I completely agreed with him and told him so. I didn’t say anything about Stanley being in a better place, because I don’t believe that. I just told my son that he was right. It sucked, it wasn’t fair and I wish we could have him back, too. But we can’t. So we talked about how great Stanley was and how sweet and cuddly he was and how he really did have a good life with us. After Bri calmed down, he asked to play a video game for a bit. I immediately said yes. I wanted him to just “escape” for a while, and maybe I could, too. While my husband stayed home with our boy, I took a walk and listened to a trashy novel and just tried to get away for a bit. We now knew what had happened and we could have a little bit of closure.
But there was still a problem. How do we bury him?
Poor Stanley’s body was not what it had been. Although I had looked in the ditches for nearly a week, I never saw him the entire time. Yet now that I knew where he was, it seemed so obvious. There’s a spot on the road and the grass is patted down in front of where his body lay. Why didn’t I ever see it? How could I have missed this? But I did. Many times.
But now I needed to get his body across the road to my yard, where he can be buried under our spruce tree. My husband didn’t think we could do it. He used a term to describe Stanley’s body that I refuse to repeat. It made me angry and I couldn’t think of our beautiful cat in that manner. So when my husband went off to work this morning, I found a box, gloves and a shovel. I told Bri we would bury Stanley later in the morning, but I needed to get him ready first. Briar agreed and would stay inside until I told him it was ok to come out. And as I was getting ready to go outside, my lovely brother called to say he would be down to help me. His timing is truly impeccable. 🙂
As I started to dig around and under Stanley’s body, I thought that it was amazing (and fortunate) I had never had to do this in my life up to this point. I thought of gardening and digging in the dirt and anything but what I was really doing. After a few minutes, I knew I needed to try on the other side of the ditch to get a better grip on the dirt underneath Stan’s body. But…that’s when I saw his face….his profile….and I started to talk to Stanley. “Oh, sweetie,” I whispered and I started to cry. I kept digging and realized that I just couldn’t pick up all of him. It just wasn’t possible. Which made me cry even more.

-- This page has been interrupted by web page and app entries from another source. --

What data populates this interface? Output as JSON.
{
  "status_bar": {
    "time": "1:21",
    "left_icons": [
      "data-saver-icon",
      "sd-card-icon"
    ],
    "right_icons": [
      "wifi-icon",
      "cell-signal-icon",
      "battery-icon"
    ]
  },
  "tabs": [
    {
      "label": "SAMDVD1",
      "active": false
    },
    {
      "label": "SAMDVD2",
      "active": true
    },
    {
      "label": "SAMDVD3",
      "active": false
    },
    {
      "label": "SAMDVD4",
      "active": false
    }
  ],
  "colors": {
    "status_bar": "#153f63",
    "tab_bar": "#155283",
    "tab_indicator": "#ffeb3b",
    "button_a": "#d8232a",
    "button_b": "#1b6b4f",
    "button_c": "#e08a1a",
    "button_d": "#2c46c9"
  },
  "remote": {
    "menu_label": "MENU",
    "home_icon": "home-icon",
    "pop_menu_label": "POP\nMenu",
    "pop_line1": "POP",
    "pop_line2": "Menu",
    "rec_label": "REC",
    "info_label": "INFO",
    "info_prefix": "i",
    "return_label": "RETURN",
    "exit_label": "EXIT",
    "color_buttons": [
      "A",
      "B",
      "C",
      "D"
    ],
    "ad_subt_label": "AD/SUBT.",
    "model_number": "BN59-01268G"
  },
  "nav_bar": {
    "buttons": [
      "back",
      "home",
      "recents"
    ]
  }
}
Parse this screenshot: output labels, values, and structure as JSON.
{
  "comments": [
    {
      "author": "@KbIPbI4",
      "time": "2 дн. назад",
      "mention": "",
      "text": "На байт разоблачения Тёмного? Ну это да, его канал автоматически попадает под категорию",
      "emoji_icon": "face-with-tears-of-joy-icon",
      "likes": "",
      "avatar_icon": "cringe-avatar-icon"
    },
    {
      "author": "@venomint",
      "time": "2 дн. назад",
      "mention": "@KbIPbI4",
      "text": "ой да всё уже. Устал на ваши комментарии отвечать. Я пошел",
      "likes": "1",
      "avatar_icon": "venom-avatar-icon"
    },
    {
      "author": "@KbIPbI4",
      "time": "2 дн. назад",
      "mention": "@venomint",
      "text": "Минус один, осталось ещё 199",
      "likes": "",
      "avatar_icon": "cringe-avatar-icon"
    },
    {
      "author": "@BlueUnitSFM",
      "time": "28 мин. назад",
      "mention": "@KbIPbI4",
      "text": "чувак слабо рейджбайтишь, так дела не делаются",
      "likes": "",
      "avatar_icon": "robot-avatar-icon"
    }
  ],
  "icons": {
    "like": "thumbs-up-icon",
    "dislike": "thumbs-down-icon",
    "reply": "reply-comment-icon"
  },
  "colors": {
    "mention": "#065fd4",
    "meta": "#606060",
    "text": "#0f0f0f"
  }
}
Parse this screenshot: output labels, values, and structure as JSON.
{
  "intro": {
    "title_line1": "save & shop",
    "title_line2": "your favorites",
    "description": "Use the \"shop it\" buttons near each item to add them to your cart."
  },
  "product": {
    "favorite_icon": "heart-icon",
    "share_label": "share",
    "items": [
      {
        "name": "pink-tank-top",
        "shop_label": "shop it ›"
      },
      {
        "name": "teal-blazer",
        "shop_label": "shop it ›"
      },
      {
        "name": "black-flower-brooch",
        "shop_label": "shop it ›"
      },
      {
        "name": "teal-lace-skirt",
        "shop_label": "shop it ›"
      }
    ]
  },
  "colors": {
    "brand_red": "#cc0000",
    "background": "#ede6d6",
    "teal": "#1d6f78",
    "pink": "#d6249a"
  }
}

My brother arrived at this point, took the shovel from me, and lifted what he could of sweet Stanley, and placed him in a box. It was just too much to do any more. It was too heartbreaking. So I closed the box, carried it across the street, and dug a hole. Briar came outside at this point, and after I placed the box in the ground, the three of us buried Stanley together. We talked about what a great cat he was and how much we’ll miss him. It was simple and cleansing in a way, you know? In kind of felt good. I did the best I could by Stanley. I refused to let his body stay in that ditch, and I allowed my son to take part in a brief ceremony that helped him say goodbye.
And helped me say goodbye, too.
You were a damn cool cat, Stanley, and impossible to forget. I love you.